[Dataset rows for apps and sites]

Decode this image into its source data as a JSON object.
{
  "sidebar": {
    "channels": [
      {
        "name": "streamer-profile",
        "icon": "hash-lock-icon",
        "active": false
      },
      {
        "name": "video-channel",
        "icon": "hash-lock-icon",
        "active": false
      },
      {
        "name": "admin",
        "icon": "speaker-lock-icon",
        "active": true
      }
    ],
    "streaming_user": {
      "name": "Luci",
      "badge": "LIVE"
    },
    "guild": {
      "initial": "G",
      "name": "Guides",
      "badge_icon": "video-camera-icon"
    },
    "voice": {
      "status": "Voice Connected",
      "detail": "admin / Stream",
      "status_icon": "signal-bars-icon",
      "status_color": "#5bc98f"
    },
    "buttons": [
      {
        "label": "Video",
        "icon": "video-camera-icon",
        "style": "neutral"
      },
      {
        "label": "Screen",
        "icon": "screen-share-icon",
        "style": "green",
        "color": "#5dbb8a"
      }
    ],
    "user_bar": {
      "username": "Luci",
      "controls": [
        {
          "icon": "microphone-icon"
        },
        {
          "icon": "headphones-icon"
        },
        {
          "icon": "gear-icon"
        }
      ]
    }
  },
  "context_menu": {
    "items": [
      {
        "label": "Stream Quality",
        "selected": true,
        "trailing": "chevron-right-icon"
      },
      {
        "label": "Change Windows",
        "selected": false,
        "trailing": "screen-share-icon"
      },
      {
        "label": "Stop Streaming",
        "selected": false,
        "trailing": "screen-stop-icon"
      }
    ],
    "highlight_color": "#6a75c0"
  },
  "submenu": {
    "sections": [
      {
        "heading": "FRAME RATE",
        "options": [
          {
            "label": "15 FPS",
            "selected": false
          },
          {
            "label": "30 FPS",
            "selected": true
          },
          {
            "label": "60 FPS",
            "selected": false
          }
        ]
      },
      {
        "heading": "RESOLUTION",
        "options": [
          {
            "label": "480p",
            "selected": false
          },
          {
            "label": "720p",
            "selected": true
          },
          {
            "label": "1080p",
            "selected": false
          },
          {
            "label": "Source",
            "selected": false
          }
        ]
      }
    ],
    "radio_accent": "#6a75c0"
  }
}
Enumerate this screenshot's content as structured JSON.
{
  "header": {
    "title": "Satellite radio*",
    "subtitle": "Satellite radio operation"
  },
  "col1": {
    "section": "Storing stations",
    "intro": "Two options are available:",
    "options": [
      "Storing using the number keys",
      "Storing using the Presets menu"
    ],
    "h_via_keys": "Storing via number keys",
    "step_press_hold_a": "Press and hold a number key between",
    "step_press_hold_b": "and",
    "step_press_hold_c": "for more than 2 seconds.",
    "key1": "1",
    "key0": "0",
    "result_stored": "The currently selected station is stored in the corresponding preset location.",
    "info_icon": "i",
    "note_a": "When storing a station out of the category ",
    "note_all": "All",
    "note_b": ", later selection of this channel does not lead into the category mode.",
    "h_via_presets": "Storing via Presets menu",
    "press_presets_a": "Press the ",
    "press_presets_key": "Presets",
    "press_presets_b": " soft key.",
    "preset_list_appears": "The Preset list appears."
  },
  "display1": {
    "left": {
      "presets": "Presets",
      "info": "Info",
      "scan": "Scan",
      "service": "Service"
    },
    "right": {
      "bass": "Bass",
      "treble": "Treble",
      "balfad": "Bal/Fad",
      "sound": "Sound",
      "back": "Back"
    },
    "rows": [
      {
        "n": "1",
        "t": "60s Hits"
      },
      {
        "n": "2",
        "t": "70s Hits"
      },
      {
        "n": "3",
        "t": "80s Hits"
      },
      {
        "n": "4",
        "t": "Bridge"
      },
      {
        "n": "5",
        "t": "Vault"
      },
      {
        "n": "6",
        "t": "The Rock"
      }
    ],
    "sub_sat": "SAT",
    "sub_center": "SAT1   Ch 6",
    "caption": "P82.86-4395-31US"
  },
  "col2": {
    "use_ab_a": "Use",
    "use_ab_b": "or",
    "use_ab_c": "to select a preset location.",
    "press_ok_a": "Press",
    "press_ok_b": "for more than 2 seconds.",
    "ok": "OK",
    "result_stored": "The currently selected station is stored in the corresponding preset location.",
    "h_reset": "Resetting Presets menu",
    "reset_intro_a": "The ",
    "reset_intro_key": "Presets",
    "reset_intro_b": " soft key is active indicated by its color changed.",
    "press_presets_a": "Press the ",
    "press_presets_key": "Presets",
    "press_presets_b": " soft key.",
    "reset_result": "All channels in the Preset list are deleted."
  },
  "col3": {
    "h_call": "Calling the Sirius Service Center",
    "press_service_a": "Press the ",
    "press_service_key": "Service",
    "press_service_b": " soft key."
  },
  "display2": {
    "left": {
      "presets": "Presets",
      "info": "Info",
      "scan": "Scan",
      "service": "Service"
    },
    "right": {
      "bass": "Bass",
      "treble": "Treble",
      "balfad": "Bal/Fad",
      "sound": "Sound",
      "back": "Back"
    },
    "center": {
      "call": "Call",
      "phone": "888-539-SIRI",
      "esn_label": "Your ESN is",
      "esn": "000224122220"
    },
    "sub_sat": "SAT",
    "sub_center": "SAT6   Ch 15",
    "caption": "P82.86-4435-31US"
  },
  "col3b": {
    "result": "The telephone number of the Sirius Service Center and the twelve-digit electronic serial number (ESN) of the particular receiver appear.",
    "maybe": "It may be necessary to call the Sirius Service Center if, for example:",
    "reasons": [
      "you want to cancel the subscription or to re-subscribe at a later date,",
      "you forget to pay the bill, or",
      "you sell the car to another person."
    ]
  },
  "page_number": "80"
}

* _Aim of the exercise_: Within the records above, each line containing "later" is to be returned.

* _Response to this task_:
    "note_b": ", later selection of this channel does not lead into the category mode.",
      "you want to cancel the subscription or to re-subscribe at a later date,",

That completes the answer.